The best thing I can say about the West Side Dirty Benjamin gravel road race yesterday is that it was the best day I’ve ever had on a bike.
Without exaggerating at all, I’ve never ridden with so much ease, with so much speed, or with so much fun . Though I don’t know my final finishing place yet, I rode the full 107 miles in 6:26:53, averaging 16.8 mph – an average speed I would have had a tough time maintaining over 50 miles, much less twice that distance.
Throughout, I kept waiting for the other cleat to drop – for my strength to fade, for a bonk to sneak up on me, for the sun to cook us, for a headwind to kick up – but it never happened.
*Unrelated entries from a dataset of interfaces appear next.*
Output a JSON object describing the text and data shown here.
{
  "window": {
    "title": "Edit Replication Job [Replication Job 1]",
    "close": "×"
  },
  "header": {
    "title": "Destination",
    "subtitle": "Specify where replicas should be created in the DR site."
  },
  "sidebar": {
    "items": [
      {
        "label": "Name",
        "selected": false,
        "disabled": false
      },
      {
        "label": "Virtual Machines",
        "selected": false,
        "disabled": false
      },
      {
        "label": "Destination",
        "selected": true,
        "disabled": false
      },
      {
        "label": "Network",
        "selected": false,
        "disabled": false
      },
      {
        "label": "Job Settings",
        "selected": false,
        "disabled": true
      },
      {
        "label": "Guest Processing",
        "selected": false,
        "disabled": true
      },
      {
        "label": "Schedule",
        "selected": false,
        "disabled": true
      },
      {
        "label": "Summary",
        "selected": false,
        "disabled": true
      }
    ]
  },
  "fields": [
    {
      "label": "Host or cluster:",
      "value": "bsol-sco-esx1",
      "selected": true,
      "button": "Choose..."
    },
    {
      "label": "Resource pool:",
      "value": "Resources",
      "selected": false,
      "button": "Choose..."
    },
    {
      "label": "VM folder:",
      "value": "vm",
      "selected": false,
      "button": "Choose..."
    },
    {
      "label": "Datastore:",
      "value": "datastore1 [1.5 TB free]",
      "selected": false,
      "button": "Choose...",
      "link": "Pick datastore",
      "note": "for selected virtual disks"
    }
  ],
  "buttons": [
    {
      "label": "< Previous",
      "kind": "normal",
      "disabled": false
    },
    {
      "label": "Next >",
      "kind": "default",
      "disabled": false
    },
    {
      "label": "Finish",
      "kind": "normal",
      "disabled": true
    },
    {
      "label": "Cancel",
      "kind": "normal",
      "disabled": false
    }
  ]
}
At times, I felt like I was in someone else’s body, someone with better legs and bigger lungs than mine. Every time I asked my body to go a little faster, to push a little harder, to extend my pull at the front of the paceline for a another few tenths of a mile, it did!
So what accounted for this?
- Training, for sure: I didn’t ride my legs off in the month since the Almanzo, but I did get in some solid rides and I took a lot of time off. And the Almanzo is no joke in terms of building fitness.
- The course: mostly flat, with long stretches of good firm gravel, some significant sections of pavement (not my favorites, but great for recovery at speed!), and some funky bits like singletrack sections at the start, after the checkpoint, and in the middle of a half-developed subdivision later. Great changes of pace!
- The conditions: cool, not too windy, with intermittent rain to cool things off.
- And most of all, the riders: I rode every inch of the course within a few feet of my pal David, with whom I’ve logged some great gravel miles since March. He and I are pretty compatible in terms of fitness, so we worked very well together. And we were lucky to hook up with some good groups, which made a huge difference. In a paceline, you can hammer at 18mph and feel like you’re hardly working. Plus, they’re awfully picturesque. (Yes, the guy pulling is not wearing a helmet).
For another, 100-plus miles is hard no matter what. Around mile 70, after a short stop at the first checkpoint, I started feeling a familiar hollowness in my chest and some twinges in my thighs. But then I ate a fantastic Probar and drank 16 delicious ounces of lukewarm, extra-strength coffee. In minutes, I was good to go again, right up to the finish line, a hard left hander into the excellently-named Schimelpfenig Park in Chaska, Minnesota, where awaited a great organic bike stand
and pulled pork sandwiches with a cold cheap beer.